▶ **WORK ORDER**:
I need every line that includes the word "class" copied from the material.

▶ **MATERIAL SHOWN**:
╭──

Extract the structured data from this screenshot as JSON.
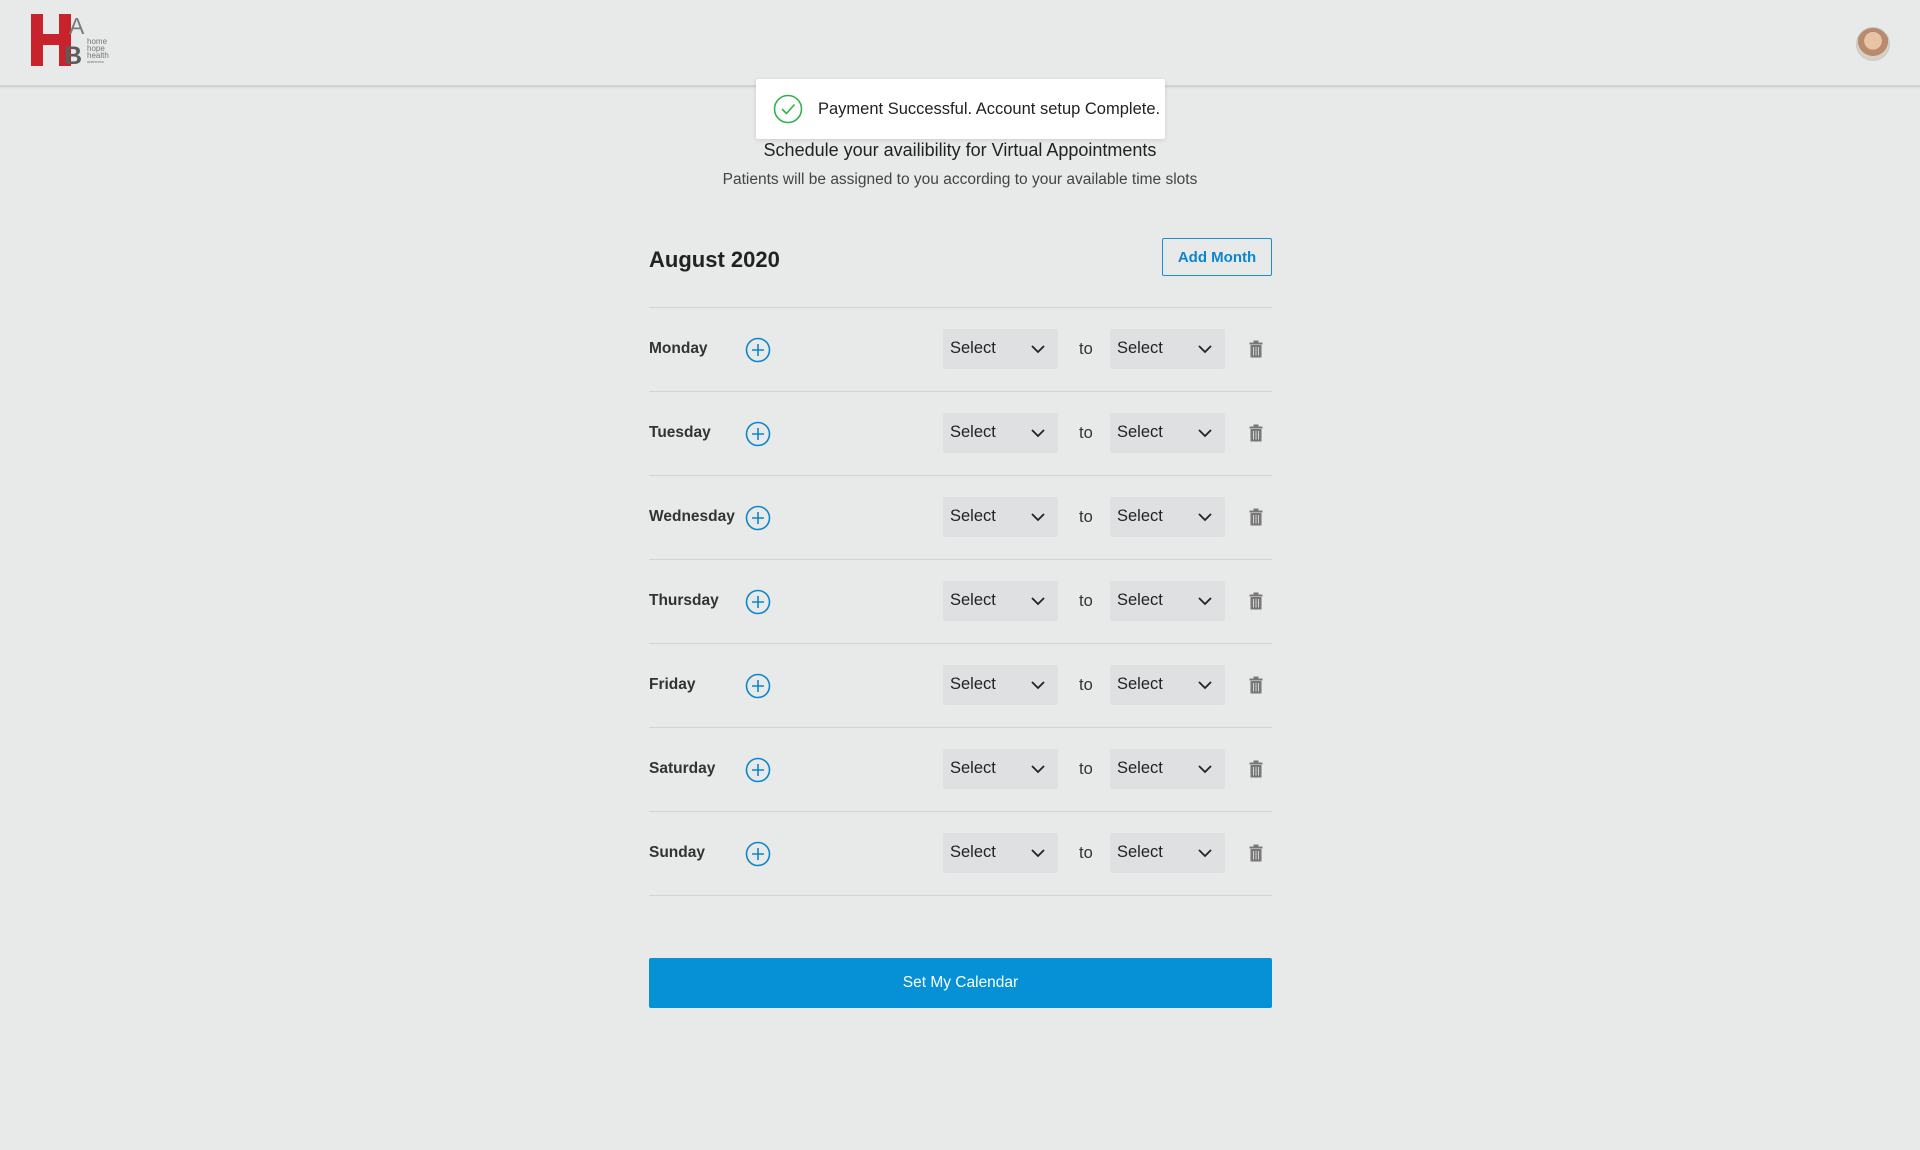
{
  "header": {
    "logo": {
      "letters": "HBA",
      "words": [
        "home",
        "hope",
        "health",
        "awareness"
      ],
      "colors": {
        "primary": "#c8232c",
        "secondary": "#6f6f6f"
      }
    },
    "avatar_icon": "user-avatar"
  },
  "toast": {
    "icon": "check-circle-icon",
    "message": "Payment Successful. Account setup Complete.",
    "color": "#2fb34a"
  },
  "page": {
    "title": "Schedule your availibility for Virtual Appointments",
    "subtitle": "Patients will be assigned to you according to your available time slots"
  },
  "calendar": {
    "month": "August 2020",
    "add_month_label": "Add Month",
    "to_label": "to",
    "days": [
      {
        "name": "Monday",
        "from": "Select",
        "to": "Select"
      },
      {
        "name": "Tuesday",
        "from": "Select",
        "to": "Select"
      },
      {
        "name": "Wednesday",
        "from": "Select",
        "to": "Select"
      },
      {
        "name": "Thursday",
        "from": "Select",
        "to": "Select"
      },
      {
        "name": "Friday",
        "from": "Select",
        "to": "Select"
      },
      {
        "name": "Saturday",
        "from": "Select",
        "to": "Select"
      },
      {
        "name": "Sunday",
        "from": "Select",
        "to": "Select"
      }
    ],
    "submit_label": "Set My Calendar"
  },
  "colors": {
    "accent": "#0690d6",
    "background": "#e8e9e9",
    "select_bg": "#dfe0e1"
  }
}
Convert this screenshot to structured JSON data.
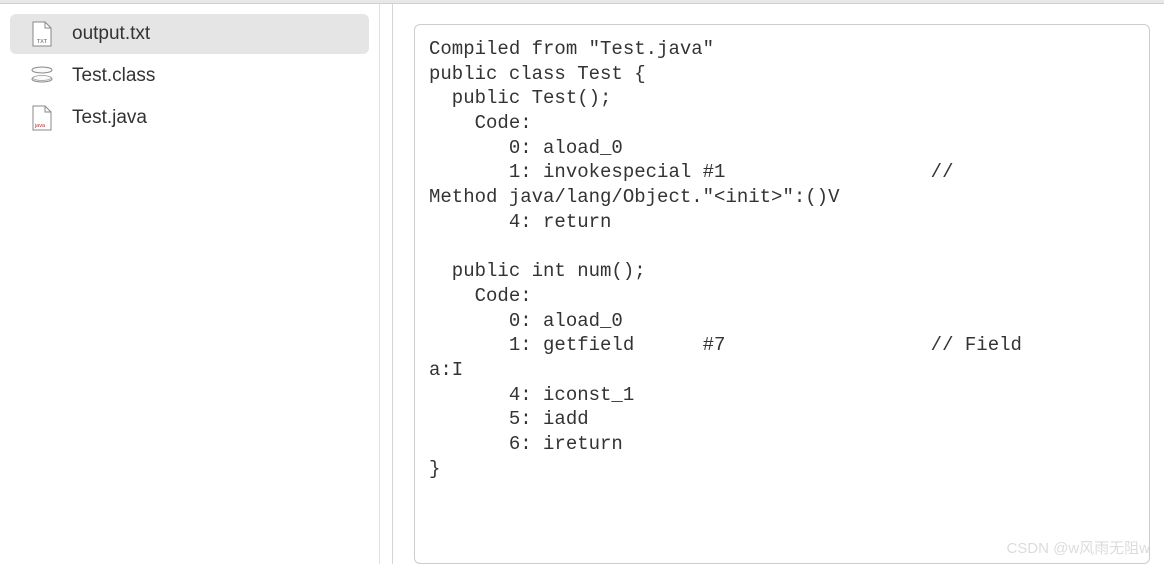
{
  "sidebar": {
    "items": [
      {
        "name": "output.txt",
        "type": "txt",
        "selected": true
      },
      {
        "name": "Test.class",
        "type": "class",
        "selected": false
      },
      {
        "name": "Test.java",
        "type": "java",
        "selected": false
      }
    ]
  },
  "content": {
    "text": "Compiled from \"Test.java\"\npublic class Test {\n  public Test();\n    Code:\n       0: aload_0\n       1: invokespecial #1                  // \nMethod java/lang/Object.\"<init>\":()V\n       4: return\n\n  public int num();\n    Code:\n       0: aload_0\n       1: getfield      #7                  // Field \na:I\n       4: iconst_1\n       5: iadd\n       6: ireturn\n}"
  },
  "watermark": "CSDN @w风雨无阻w"
}
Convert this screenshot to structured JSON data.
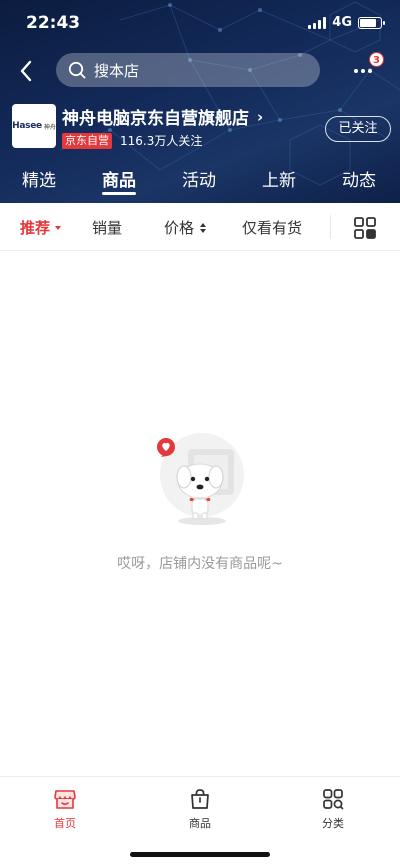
{
  "status_bar": {
    "time": "22:43",
    "network": "4G"
  },
  "header": {
    "search_placeholder": "搜本店",
    "message_badge": "3",
    "icons": {
      "back": "chevron-left-icon",
      "search": "search-icon",
      "more": "more-dots-icon"
    }
  },
  "shop": {
    "logo_text": "Hasee",
    "logo_subtext": "神舟",
    "name": "神舟电脑京东自营旗舰店",
    "chevron": "›",
    "self_operated_tag": "京东自营",
    "followers": "116.3万人关注",
    "follow_button": "已关注"
  },
  "tabs": [
    {
      "label": "精选",
      "active": false
    },
    {
      "label": "商品",
      "active": true
    },
    {
      "label": "活动",
      "active": false
    },
    {
      "label": "上新",
      "active": false
    },
    {
      "label": "动态",
      "active": false
    }
  ],
  "filters": {
    "recommend": "推荐",
    "sales": "销量",
    "price": "价格",
    "in_stock": "仅看有货",
    "active_color": "#e4393c"
  },
  "empty_state": {
    "message": "哎呀，店铺内没有商品呢~",
    "illustration": "jd-dog-mascot-icon"
  },
  "bottom_nav": [
    {
      "label": "首页",
      "icon": "storefront-icon",
      "active": true
    },
    {
      "label": "商品",
      "icon": "shopping-bag-icon",
      "active": false
    },
    {
      "label": "分类",
      "icon": "category-grid-icon",
      "active": false
    }
  ],
  "colors": {
    "brand_red": "#e4393c",
    "header_dark": "#0b1c3f"
  }
}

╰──

▶ **RESPONSE AREA**:
        "name": "Test.class",
        "type": "class",
    "text": "Compiled from \"Test.java\"\npublic class Test {\n  public Test();\n    Code:\n       0: aload_0\n       1: invokespecial #1                  // \nMethod java/lang/Object.\"<init>\":()V\n       4: return\n\n  public int num();\n    Code:\n       0: aload_0\n       1: getfield      #7                  // Field \na:I\n       4: iconst_1\n       5: iadd\n       6: ireturn\n}"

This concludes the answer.